Universities are important for driving growth in their local creative industries. At the same time, the creative industries is one of the fastest growing sectors of the economy, and in many places offers opportunities for creating new high quality jobs and developing local skills.
This paper explores the relationship between higher education institutions and the creative industries by comparing two different areas, the West Midlands Combined Authority and the Cardiff Capital Region.
The authors identify a significant skills shortage in both areas which is holding the creative industries, and the wider economy back. They also found that higher education is increasingly relied upon by national policy makers to improve skills in their regions, a role that was previously assigned to industry.
This over-reliance on higher education has put pressure on universities to deliver in many different areas, from innovation and R&D to upskilling the local workforce. With responsibility for higher education lying with the Department for Education, but business growth and innovation sitting within the Department for Business, Energy and Industrial Strategy, there is also fragmentation at the national policy level.

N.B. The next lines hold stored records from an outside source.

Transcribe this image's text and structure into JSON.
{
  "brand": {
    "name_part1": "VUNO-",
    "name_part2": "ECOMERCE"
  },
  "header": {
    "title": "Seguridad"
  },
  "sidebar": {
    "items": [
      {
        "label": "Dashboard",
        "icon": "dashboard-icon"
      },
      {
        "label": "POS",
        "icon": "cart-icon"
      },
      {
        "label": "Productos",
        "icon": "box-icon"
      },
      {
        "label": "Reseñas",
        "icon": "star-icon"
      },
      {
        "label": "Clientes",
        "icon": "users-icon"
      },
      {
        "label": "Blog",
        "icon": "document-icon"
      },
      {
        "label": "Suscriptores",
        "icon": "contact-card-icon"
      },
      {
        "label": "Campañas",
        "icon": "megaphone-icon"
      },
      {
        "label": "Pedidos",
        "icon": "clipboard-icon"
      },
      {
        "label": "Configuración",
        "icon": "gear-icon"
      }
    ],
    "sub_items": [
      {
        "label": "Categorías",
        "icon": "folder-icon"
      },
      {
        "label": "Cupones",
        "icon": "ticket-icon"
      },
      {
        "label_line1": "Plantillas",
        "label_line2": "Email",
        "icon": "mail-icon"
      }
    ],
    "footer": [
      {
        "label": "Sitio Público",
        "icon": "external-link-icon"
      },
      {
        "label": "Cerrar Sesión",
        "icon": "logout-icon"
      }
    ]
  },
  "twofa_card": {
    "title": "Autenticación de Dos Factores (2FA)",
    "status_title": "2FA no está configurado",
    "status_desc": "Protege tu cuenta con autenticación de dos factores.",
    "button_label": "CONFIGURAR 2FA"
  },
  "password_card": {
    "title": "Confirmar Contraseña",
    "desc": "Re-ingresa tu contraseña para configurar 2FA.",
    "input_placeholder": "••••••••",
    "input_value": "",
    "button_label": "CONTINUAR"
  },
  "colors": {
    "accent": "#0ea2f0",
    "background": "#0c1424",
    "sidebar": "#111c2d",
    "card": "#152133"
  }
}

The authors conclude that higher education institutions are being ‘pulled in too many directions’, with more pressure coming from the ongoing fall out from Covid-19 and a post-Brexit shortage of skilled workers.